Policy on Repeating Course

Students may not repeat this course more than once (make a third attempt at this course) without the prior approval of the Academic Standards Committee. Please call 4-4351 or visit ES 235 for more information.

Final Grades

The grades that can be issued to students in undergraduate courses are: A, A-, B+, B, B-, C+, C, D+, D, F. Note that there is no A+, C-, or D- grade at the undergraduate level. The breakdown for determining grades is: A = 93-100%, A- = 90-92.9, B+ = 87-89.9, B = 83-86.9, B- = 80-82.9, C+ = 77-79.9, C = 72-76.9, D+ = 67-71.9, D = 62.1-66.9, F = 62 and below.

Course Schedule (Subject to revision)


1/26 & 1/28 Introduction Types of crime.

Chapter 1 Crime & Justice in America: Police, Courts, Corrections Overview


2/2 & 2/4 Drawing the line on criminal behavior.

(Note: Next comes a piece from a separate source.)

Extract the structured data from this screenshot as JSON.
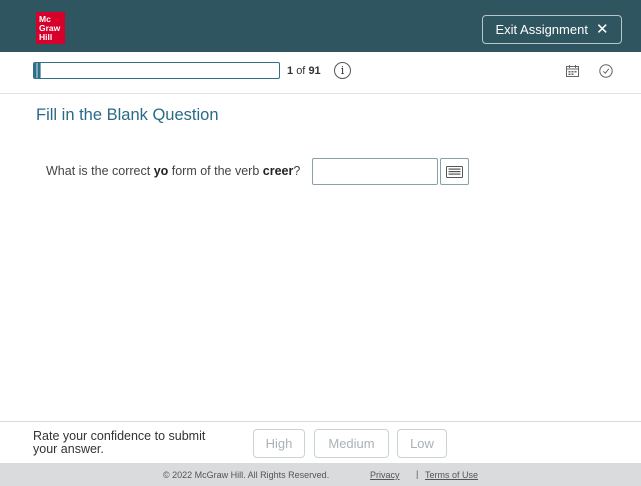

Chapter 1 Crime & Justice in America: Police, Courts, Corrections Overview

Defining Crime. Models of criminal justice administration.

Chapter 1 Crime & Justicein

 America: Police, Courts,

 Corrections Overview

2/9 & 2/11 Court terminology with emphasis on Maryland.

Chapter 2 Victimization & Criminal Behavior



Chapter 2 Victimization & Criminal Behavior


2/17 & 2/18 Computer Research Class**

 Using Lexus-Nexus to find case law and Legal Codes

*Bring text to next Class*


Theories of crime

Chapter 2


**1st Observation Paper Due




2/23 & 2/25 Briefing a Case. Layers of CJ System, Race and Crime

Chapter 3 The Criminal Justice System


Sources of Law, Criminal Law & Procedure

Chapter 4, Bill of Rights

3/1 & 3/3



Continue Criminal Law & Procedure, Review for


Exam.Chapters 1-4

Exam 1 (Bring #2 pencil)


3/8 & 3/10


Legal Research Class #2

 History of Policing. Chapter 5 police

 pp. 143-52.

History of Policing continued, Domestic Violence & Policing

Chapter 5 Police

3/22 & 3/24


Police Training.

Chapter 6 Police Officers

and Law Enforcement


Police Subculture, Issues in Patrolling.

Chapter 6 Police Officers and Law Enforcement Operations

3/29 & 3/31


Use of Force & Oversight

Chapter 7 Policing: Contemporary Issues and Challenges

Policing and Science, Scientific Evidence

Chapter 7 Policing: Contemporary Issues and Challenges


4/5 & 4/7


Plain View Doctrine

Chapter 8 Police and Constitutional Law

Plain View Doctrine

Chapter 8 Police and Constitutional Law

4/12 & 4/14


Warrantless Searches, Exclusionary Rule, Review for Exam II

Chapters 5-8

Exam #2. Chapters 5-8.
4/19 & 4/21


Role of the Judges & Ethics.

Chapter 9. Courts and Pretrial Process

Role of Prosecutors: Law, Ethics & Tactics

Chapter 10. Prosecution & Defense


4/26 & 4/28


Role of Defense Counsel: Law, Ethics & Tactics

Chapter 10. Prosecution & Defense


The Trial Process and Alternatives to Trial.

Chapter 11 Determination of Guilt: Plea Bargaining and Trials

5/3 & 5/5


Goals of Punishment & Sentencing Options

Chapter 12 Punishment & Sentencing


Goals of Punishment & Sentencing Options

Chapter 12 Punishment & Sentencing




Review for Final

Chapters 9-12

            *Paper Due*



Final **Thursday May 12th 2016**

     8:00 AM